*What you have to do*. Show the lines below where "Account" occurs.

App and web page records
--- START ---

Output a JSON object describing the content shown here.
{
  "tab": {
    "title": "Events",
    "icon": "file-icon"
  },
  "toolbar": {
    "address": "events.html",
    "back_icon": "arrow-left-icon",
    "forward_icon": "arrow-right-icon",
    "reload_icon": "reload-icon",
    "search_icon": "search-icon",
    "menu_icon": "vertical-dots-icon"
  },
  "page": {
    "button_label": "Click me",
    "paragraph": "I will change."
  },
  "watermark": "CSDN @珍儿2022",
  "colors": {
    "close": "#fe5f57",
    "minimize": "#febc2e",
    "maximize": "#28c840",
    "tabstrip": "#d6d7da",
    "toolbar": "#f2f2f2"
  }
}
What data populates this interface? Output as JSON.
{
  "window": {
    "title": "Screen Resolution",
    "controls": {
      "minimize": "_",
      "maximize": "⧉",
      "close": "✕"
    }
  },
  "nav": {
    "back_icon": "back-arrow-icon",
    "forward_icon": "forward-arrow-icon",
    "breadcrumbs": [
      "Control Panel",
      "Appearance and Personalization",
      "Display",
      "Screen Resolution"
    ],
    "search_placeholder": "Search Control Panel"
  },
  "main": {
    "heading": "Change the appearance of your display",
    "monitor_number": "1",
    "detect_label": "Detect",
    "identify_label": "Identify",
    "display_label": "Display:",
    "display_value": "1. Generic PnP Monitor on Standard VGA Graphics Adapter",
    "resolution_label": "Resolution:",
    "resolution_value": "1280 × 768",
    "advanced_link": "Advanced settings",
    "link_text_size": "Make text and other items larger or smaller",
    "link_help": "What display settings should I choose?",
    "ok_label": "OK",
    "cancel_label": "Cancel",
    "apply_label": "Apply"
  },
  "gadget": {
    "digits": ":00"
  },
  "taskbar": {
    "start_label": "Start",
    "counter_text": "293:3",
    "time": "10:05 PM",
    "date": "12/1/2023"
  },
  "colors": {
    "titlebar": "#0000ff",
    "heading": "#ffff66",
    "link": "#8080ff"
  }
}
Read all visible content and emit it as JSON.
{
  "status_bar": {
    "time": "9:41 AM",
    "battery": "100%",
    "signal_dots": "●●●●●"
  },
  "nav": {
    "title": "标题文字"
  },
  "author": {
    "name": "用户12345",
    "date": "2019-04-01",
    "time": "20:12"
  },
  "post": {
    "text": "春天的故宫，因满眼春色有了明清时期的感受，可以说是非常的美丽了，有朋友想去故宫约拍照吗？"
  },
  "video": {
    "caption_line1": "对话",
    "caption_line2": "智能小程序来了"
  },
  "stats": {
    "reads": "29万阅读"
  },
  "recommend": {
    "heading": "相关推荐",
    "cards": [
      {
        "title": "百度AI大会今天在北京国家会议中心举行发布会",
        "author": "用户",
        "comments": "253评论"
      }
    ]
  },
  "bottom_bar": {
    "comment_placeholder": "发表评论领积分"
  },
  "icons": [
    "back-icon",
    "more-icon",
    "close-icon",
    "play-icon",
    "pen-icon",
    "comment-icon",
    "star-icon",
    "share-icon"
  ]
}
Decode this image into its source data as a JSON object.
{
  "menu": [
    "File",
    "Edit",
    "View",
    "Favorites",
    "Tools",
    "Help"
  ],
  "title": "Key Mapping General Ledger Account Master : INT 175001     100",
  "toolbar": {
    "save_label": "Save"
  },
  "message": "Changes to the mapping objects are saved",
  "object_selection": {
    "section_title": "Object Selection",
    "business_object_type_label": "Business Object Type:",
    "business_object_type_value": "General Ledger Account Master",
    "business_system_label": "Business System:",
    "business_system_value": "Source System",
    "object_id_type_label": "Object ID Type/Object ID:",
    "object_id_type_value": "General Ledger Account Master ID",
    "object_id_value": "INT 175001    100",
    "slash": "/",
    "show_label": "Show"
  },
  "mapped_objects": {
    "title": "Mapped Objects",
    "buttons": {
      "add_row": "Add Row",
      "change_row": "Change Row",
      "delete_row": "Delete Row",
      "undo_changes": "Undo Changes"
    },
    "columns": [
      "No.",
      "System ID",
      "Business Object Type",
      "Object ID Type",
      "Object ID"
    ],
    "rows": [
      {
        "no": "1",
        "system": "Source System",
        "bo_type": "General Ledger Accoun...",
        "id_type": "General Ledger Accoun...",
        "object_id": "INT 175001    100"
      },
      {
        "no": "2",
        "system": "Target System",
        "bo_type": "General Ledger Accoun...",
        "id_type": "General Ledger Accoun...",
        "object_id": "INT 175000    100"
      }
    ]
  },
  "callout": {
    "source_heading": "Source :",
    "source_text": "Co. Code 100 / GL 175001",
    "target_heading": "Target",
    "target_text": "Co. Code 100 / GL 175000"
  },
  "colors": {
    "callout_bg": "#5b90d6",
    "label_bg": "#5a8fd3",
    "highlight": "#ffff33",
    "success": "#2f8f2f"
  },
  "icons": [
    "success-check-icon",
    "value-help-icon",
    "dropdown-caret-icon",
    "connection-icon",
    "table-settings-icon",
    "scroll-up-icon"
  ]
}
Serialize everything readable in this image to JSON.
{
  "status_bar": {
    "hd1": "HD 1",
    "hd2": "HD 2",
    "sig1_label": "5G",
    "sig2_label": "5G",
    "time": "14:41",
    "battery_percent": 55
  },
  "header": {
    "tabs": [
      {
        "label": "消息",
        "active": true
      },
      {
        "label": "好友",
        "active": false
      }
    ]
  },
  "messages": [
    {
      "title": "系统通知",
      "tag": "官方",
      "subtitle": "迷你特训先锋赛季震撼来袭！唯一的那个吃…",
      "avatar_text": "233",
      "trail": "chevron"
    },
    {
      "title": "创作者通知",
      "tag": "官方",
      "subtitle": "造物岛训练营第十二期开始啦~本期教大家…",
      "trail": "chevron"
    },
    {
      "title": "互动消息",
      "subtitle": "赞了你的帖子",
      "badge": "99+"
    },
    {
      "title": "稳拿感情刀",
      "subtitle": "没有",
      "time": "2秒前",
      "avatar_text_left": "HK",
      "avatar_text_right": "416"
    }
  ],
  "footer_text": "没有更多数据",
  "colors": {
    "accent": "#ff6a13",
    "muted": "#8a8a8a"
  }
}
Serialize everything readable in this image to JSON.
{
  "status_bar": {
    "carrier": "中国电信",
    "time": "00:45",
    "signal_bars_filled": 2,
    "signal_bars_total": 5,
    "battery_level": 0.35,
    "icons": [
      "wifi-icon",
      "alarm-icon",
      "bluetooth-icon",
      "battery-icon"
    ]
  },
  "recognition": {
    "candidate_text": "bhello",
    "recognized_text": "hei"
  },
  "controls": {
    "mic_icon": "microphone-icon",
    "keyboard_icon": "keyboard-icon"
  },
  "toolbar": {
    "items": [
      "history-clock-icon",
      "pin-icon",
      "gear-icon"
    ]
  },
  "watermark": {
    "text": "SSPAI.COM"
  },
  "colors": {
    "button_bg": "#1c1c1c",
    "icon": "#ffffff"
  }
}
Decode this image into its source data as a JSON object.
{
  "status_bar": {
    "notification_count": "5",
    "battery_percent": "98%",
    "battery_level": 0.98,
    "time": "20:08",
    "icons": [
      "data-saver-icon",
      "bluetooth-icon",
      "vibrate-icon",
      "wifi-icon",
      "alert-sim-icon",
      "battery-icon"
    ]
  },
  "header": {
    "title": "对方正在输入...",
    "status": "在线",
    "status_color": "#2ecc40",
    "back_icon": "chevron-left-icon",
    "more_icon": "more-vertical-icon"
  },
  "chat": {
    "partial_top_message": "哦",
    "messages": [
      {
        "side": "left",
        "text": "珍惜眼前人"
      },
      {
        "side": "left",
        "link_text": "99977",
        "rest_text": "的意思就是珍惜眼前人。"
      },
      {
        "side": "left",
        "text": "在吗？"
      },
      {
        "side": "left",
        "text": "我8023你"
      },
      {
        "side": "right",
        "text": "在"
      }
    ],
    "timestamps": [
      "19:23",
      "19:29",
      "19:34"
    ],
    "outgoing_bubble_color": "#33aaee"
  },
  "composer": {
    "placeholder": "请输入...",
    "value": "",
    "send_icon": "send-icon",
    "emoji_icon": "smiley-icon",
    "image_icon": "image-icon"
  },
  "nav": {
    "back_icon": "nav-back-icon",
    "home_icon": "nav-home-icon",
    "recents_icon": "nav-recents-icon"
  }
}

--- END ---

*Answer box*.
  "title": "Key Mapping General Ledger Account Master : INT 175001     100",
    "business_object_type_value": "General Ledger Account Master",
    "object_id_type_value": "General Ledger Account Master ID",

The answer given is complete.